++++ Provided data

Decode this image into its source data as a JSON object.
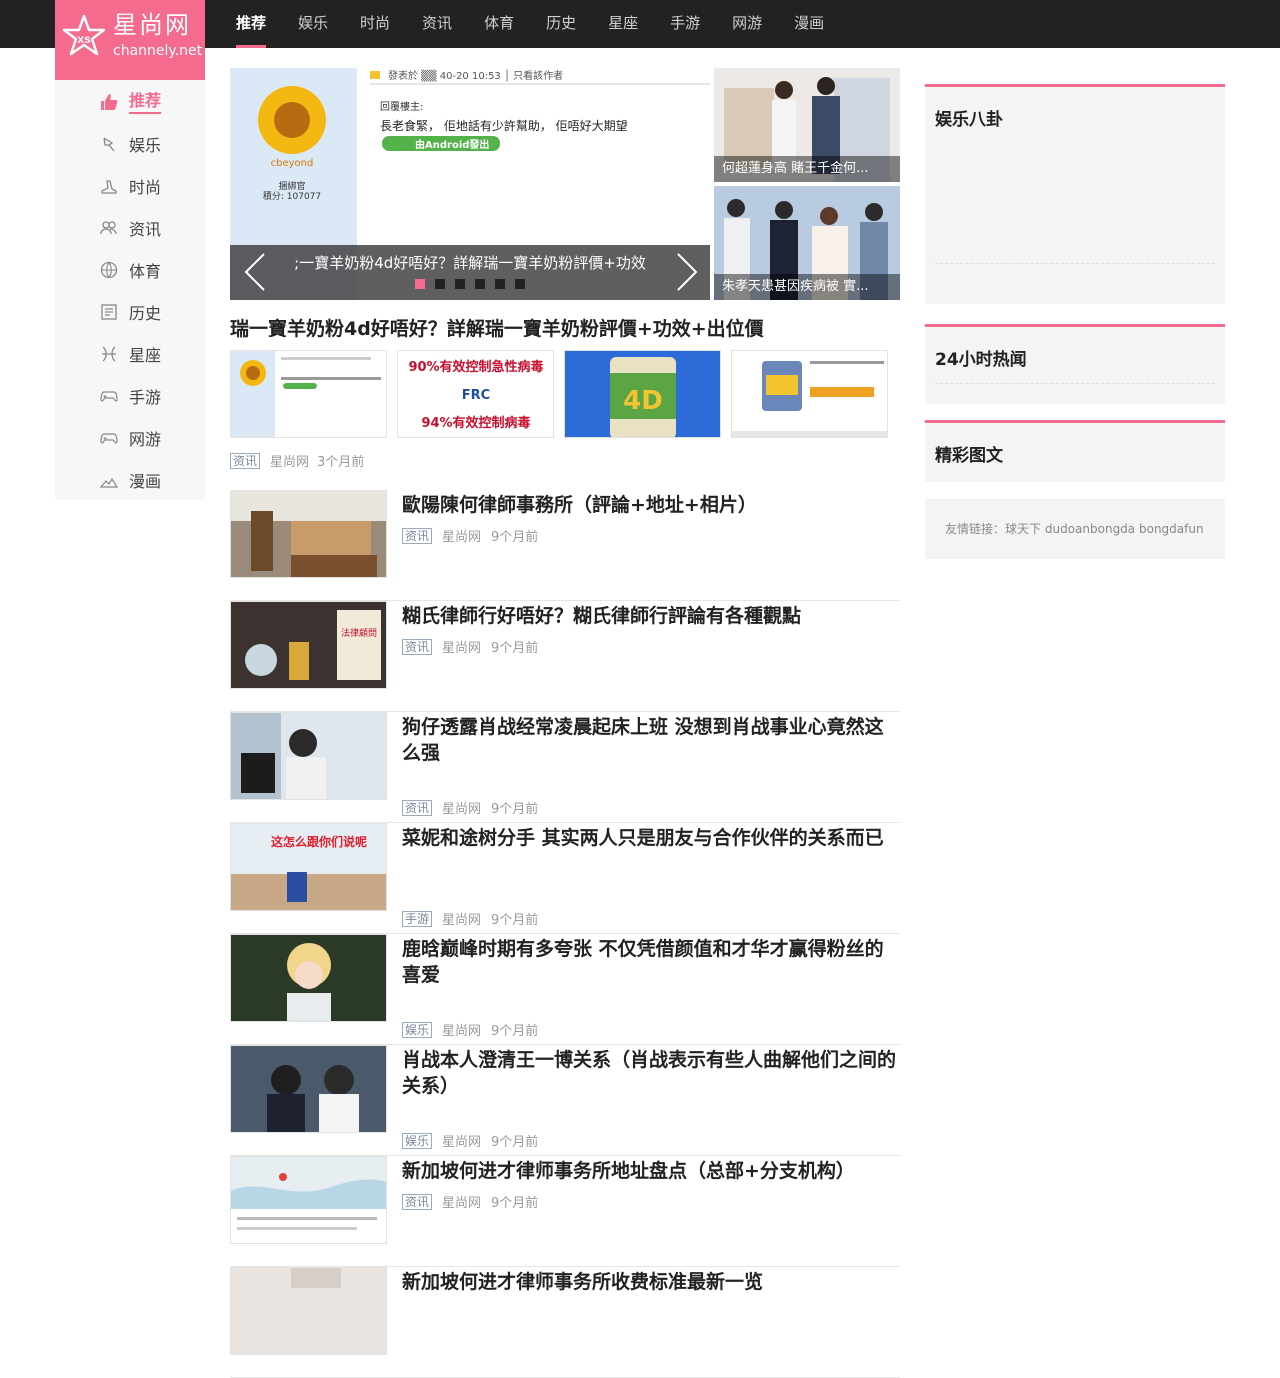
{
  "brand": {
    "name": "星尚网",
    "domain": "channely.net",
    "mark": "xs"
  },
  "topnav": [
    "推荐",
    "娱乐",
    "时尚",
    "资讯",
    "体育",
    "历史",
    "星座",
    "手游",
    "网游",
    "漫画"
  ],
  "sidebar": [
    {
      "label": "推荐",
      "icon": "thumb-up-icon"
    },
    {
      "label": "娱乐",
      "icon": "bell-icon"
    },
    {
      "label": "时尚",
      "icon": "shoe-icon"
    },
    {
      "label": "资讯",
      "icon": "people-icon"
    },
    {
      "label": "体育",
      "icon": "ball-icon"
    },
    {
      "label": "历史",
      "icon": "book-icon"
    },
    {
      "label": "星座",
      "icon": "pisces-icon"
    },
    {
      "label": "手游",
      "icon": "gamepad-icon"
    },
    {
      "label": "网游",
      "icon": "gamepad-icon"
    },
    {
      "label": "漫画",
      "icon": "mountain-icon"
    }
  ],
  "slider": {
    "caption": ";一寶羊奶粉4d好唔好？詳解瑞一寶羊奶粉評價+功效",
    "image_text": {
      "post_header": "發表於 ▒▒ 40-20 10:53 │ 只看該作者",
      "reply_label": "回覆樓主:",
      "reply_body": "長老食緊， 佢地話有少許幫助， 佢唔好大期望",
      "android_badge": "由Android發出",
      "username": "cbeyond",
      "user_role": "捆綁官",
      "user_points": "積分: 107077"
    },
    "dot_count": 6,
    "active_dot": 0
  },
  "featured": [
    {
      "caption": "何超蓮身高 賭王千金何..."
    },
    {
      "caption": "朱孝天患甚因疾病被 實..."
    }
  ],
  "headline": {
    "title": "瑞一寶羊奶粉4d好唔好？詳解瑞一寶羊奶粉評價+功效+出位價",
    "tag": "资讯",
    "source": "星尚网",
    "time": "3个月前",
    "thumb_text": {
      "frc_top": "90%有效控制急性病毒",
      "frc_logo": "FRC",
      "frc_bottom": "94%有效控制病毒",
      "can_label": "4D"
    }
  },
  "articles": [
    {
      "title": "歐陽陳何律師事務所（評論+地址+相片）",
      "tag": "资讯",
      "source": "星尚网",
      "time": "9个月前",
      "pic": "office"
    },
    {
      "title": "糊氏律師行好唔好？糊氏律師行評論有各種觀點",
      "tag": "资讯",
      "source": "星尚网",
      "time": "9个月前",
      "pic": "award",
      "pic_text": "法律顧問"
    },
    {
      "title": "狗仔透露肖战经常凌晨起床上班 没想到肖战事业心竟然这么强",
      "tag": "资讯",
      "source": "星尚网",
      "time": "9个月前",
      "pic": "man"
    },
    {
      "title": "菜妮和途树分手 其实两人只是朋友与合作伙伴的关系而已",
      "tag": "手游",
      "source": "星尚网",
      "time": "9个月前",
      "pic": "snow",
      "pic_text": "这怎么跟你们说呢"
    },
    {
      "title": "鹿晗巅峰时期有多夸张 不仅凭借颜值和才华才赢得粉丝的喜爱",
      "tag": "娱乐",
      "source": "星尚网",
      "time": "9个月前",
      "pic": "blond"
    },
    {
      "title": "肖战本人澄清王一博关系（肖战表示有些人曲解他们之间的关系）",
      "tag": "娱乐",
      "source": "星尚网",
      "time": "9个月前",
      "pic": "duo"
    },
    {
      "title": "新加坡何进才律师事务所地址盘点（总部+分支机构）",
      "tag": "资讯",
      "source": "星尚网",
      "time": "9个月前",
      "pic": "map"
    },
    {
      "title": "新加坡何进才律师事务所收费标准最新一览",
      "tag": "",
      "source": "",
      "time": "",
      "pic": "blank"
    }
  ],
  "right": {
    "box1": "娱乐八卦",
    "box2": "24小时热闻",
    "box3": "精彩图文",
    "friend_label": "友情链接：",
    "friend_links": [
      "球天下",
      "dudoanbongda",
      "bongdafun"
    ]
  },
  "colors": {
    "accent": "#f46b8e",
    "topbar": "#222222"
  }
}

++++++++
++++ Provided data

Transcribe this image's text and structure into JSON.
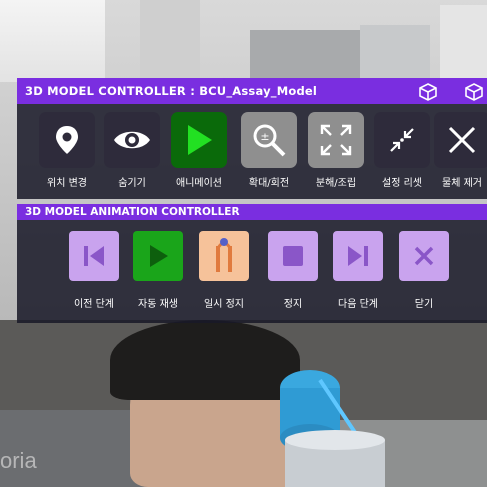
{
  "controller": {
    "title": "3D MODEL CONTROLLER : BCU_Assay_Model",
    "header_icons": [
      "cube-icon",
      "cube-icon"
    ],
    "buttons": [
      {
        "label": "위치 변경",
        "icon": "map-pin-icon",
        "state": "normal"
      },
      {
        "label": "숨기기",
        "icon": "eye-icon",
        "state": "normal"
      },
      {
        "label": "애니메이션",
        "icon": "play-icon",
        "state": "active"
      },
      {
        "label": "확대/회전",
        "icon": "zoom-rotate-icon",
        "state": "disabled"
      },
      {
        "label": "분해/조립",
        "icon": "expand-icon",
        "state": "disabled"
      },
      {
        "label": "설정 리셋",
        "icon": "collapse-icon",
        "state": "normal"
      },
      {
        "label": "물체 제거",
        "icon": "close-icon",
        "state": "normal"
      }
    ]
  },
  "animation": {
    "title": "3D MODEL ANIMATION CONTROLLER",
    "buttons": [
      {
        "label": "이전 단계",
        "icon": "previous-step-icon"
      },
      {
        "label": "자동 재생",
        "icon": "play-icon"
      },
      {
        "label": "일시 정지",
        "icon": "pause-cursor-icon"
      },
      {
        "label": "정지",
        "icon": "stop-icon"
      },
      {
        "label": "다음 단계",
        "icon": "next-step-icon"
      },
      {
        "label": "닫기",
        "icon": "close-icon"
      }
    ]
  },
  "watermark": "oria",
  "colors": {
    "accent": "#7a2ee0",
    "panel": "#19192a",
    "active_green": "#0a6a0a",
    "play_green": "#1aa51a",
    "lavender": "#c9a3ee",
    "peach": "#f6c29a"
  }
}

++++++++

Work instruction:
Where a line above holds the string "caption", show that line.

Task result:
    "caption": ";一寶羊奶粉4d好唔好？詳解瑞一寶羊奶粉評價+功效",
      "caption": "何超蓮身高 賭王千金何..."
      "caption": "朱孝天患甚因疾病被 實..."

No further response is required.